My ally, my sister, my love, my life,
You will always be my light.
When darkness comes you pull me out,
Removing all trace of my menacing doubt.
The time you first asked to come along,
I resisted, I detested the responsibility that would come.
But then you smile, and the feelings that follow,
Fill the hole in my heart that evil had left hollow.
A world without you couldn't be considered,
I'd rather stay with you till I'm old and withered.
I know our journey will eventually end,
But I'll always count myself lucky to have you as a friend.
Because be it in this world and forever,
We will always be together."
Silence filled the stables when she finished reading. Nothing but the gentle morning breeze passed through, rustling and pushing the loose hay across the floor. Neither spoke for such a long time that Xena thought that the young bard had fallen to sleep. But, when she looked down and saw Gabrielle's face, she saw the crystalline tears falling silently down her cheeks. Without a word, Xena looped her arm around her shoulders and pulled the bard into her side.
"It's so beautiful, Xena," Gabrielle whispered into her side. "Thank you."
Xena smiled and rested her chin on Gabrielle's head. "I meant every word. I'm sorry about earlier, Gabrielle. I didn't mean to upset you or get annoyed."
"No, it's my fault. I shouldn't have pushed you to do something you don't like to do." Gabrielle looked at the poem again. "It really is beautiful, Xena. I didn't know you had such a way with words."
"I have many skills," Xena replied.
Gabrielle snorted and sat back slightly so she could look up at Xena. She rested her head against the arm supporting her and grinned, arching an eyebrow. "Yeah, I guess you do." She looked around at the mess of wasted parchment surrounding the crate. "How many tries did you attempt it?"
Xena looked too. "A few," she said wryly. "But I wanted to make it perfect...I think that's when I fell asleep."
"Ah, Xena," Gabrielle sighed humorously.

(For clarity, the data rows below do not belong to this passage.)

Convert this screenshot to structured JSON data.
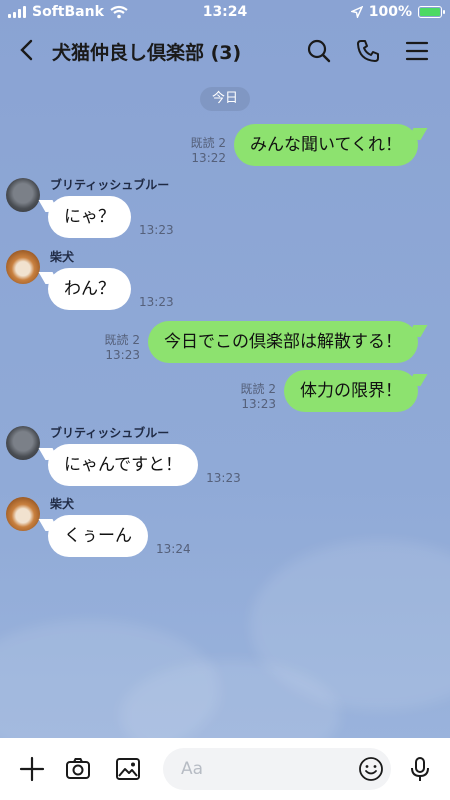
{
  "status_bar": {
    "carrier": "SoftBank",
    "time": "13:24",
    "battery": "100%",
    "battery_level": 1.0
  },
  "header": {
    "title": "犬猫仲良し倶楽部 (3)"
  },
  "chat": {
    "date_chip": "今日",
    "messages": [
      {
        "side": "right",
        "text": "みんな聞いてくれ！",
        "read": "既読 2",
        "time": "13:22"
      },
      {
        "side": "left",
        "sender": "ブリティッシュブルー",
        "avatar": "cat-avatar",
        "text": "にゃ？",
        "time": "13:23"
      },
      {
        "side": "left",
        "sender": "柴犬",
        "avatar": "dog-avatar",
        "text": "わん？",
        "time": "13:23"
      },
      {
        "side": "right",
        "text": "今日でこの倶楽部は解散する！",
        "read": "既読 2",
        "time": "13:23"
      },
      {
        "side": "right",
        "text": "体力の限界！",
        "read": "既読 2",
        "time": "13:23"
      },
      {
        "side": "left",
        "sender": "ブリティッシュブルー",
        "avatar": "cat-avatar",
        "text": "にゃんですと！",
        "time": "13:23"
      },
      {
        "side": "left",
        "sender": "柴犬",
        "avatar": "dog-avatar",
        "text": "くぅーん",
        "time": "13:24"
      }
    ]
  },
  "input_bar": {
    "placeholder": "Aa"
  },
  "colors": {
    "background": "#8fa9d6",
    "my_bubble": "#8de26f",
    "their_bubble": "#ffffff"
  }
}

They stared at each other for a moment, savouring the silence and the feeling of happiness that had come from something as simple as a poem. To Xena it was just a jumble of words put together, describing what she felt. But to Gabrielle it signified so much more. That her friend had decided to put her feelings down on parchment, when normally she stood there tongue-tied and awkward or abandoned the attempt altogether, meant a lot to her. She would treasure it forever. She didn't need a physical object that served as evidence to prove their friendship and loving bond - she already felt it within every beat of her heart, but she would still keep it.
When she shivered, her skin raising with goosebumps from the cold washing in through the open doors and windows of the stable, Xena frowned, concerned. She pulled Gabrielle up with her, grabbing the blanket she'd used to cover the crate so she could wrap it around her shoulders.
"C'mon, let's get you back inside. You must be freezing in just your night clothes."
Though her skin was cold because of the weather, the warmth from the love she felt pouring from the words in Xena's poem kept her heart warm all the way back to the inn.
Thank you so much for reading this chapter. I hope you liked reading this as much as I liked writing it. I wanted to write something a little soft for this one, so I hope that came across. The poem in this chapter is my original, created solely for this one-shot. As usualy, any reviews/comments are greatly appreciated, so are any PMs including issues you may have with spelling/grammar/Con-crit. If you liked reading this, please don't hesitate to check out my other stuff. Thank you again :D